Today is the first full day that Uber’s new tipping feature will be enabled across the nation. After a trip is completed, passengers will be able to choose from preset tip amounts of $1, $2 or $5 or enter a custom amount instead. Riders will have 30 days to add a tip. Tips belong to the driver, and there are no service fees.
Personally, I’ve never understood how to handle tipping in the gig economy, where advice on the practice ranges from “you can if you want” to “you don’t have to” to “you definitely shouldn’t.”
So I consulted my friend Malcolm, an Uber driver in L.A. whom I seek out for advice of all kinds of non-Uber-related advice, about how much he thinks I should hand over next time one of his fellow drivers has safely delivered me to my destination via their car.
Here’s what he said:
I’m not sure if the tip addition is going to resonate with Uber riders as they’re now conditioned to not tipping.
Overall, Uber has deliberately fostered an attitude with riders that not only are the fares super cheap, but there’s no need to tip the driver either.
Customer expectation is out-of-whack as well.
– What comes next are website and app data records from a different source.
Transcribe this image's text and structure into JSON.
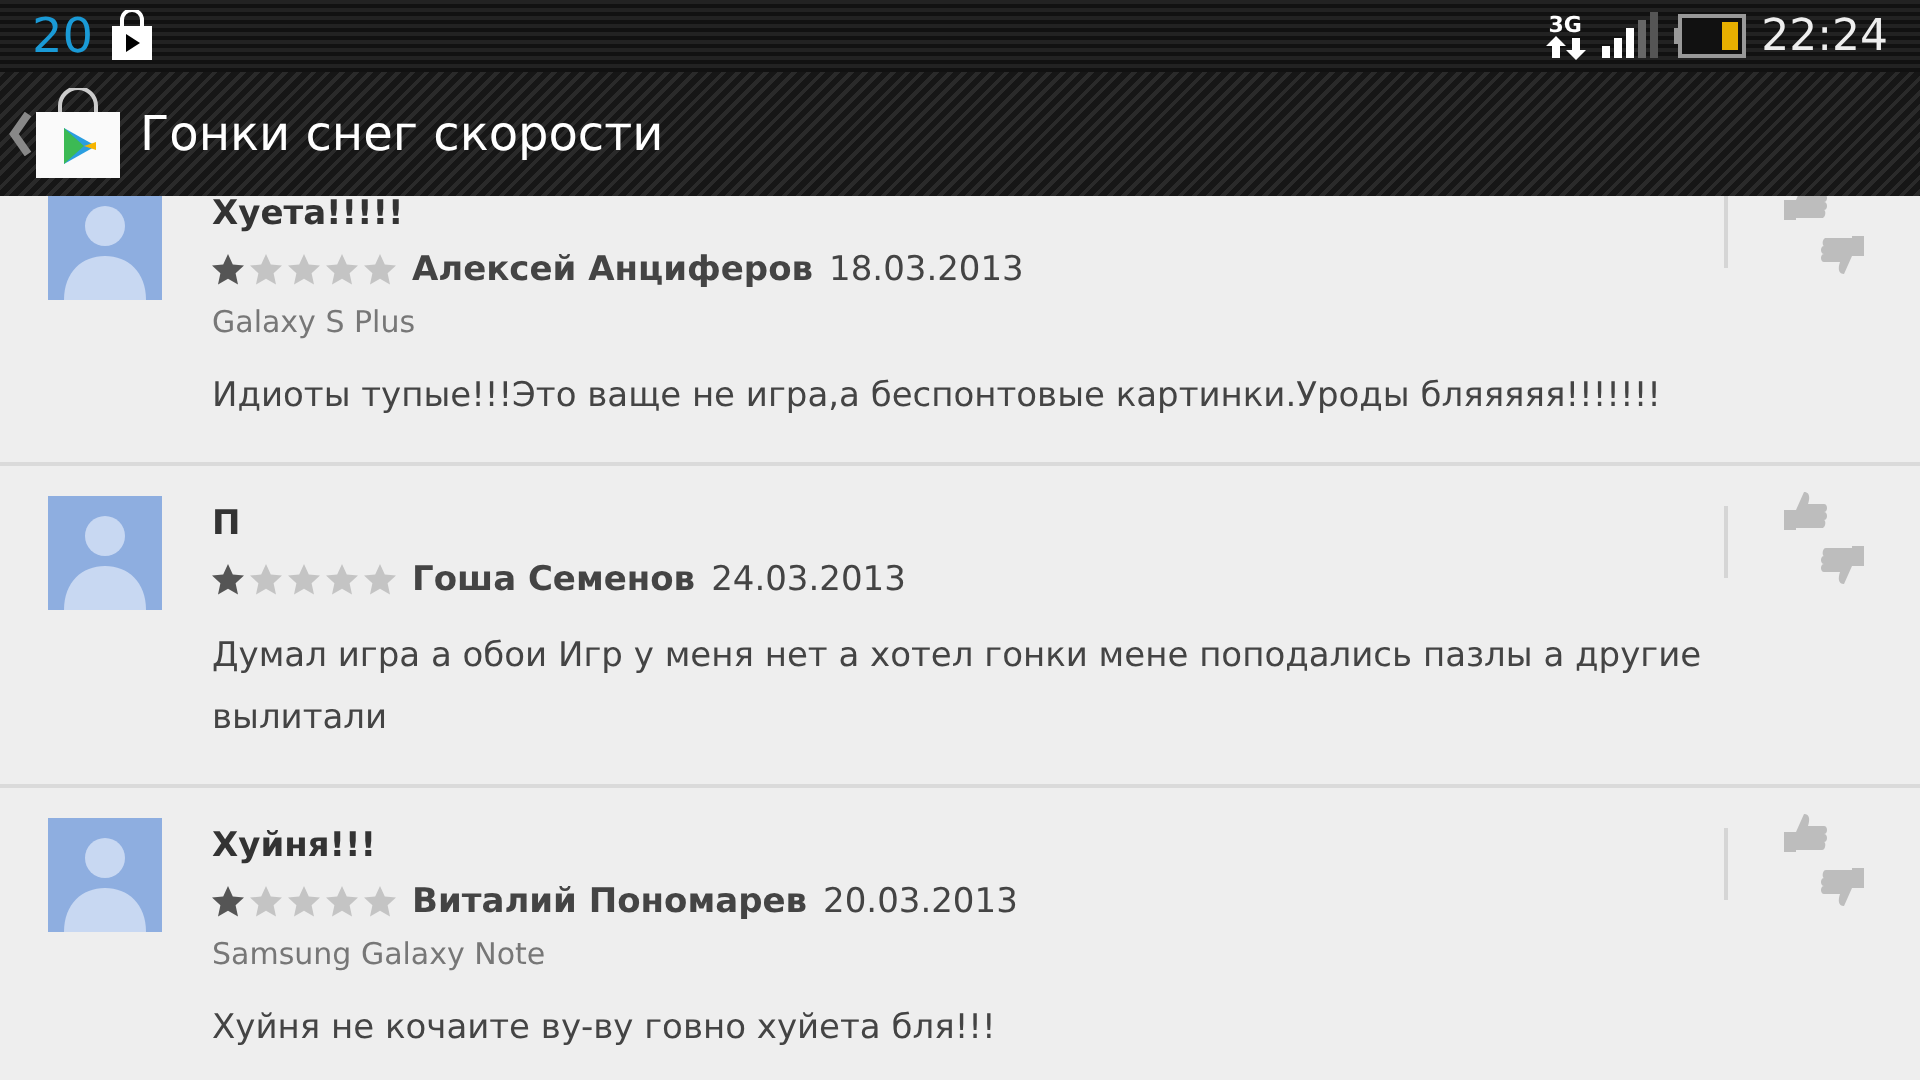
{
  "status_bar": {
    "notification_count": "20",
    "network": "3G",
    "time": "22:24"
  },
  "app_bar": {
    "title": "Гонки снег скорости"
  },
  "reviews": [
    {
      "title": "Хуета!!!!!",
      "stars": 1,
      "author": "Алексей Анциферов",
      "date": "18.03.2013",
      "device": "Galaxy S Plus",
      "text": "Идиоты тупые!!!Это ваще не игра,а беспонтовые картинки.Уроды бляяяяя!!!!!!!"
    },
    {
      "title": "П",
      "stars": 1,
      "author": "Гоша Семенов",
      "date": "24.03.2013",
      "text": "Думал игра а обои Игр у меня нет а хотел гонки мене поподались пазлы а другие вылитали"
    },
    {
      "title": "Хуйня!!!",
      "stars": 1,
      "author": "Виталий Пономарев",
      "date": "20.03.2013",
      "device": "Samsung Galaxy Note",
      "text": "Хуйня не кочаите ву-ву говно хуйета бля!!!"
    }
  ]
}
Some people think I should be at their door in two minutes even in rush hour, then leave a nasty anonymous comment that I can’t respond to. For example, I picked up a young woman in Hollywood yesterday at rush hour who’d called me and said in a condescending tone, “So… Are you coming? I’ve been waiting almost 10 minutes.”
When I picked her up, she said, “I’m going to be late to meet a friend.”
She needed to borrow a charger for her $800 new iPhone, and when I dropped her off at the Standard Hotel, she slammed the door, muttering something at me.
All for a $5 ride.
Interestingly, it’s the people who are less well off who tip. I had an old Korean lady with groceries give me an orange as a tip. I had someone else give me discount coupons on sandwiches.
I typed this up today and put it on the back of the passenger seat to encourage people to tip:
It hasn’t exactly worked.
Out of 10 trips so far today, I’ve received $4 in tips.
If you do end up tipping, doing so via the app is best as many people don’t have cash on them. I prefer app tips because I don’t like cash in the car. But I’ll take it if offered.
Even $1 is cool. After all, many rides are $5 or less, of which I get 75 percent.
I would even appreciate a $0.50 tip because it means the rider respected me and my service.
Oranges accepted as well.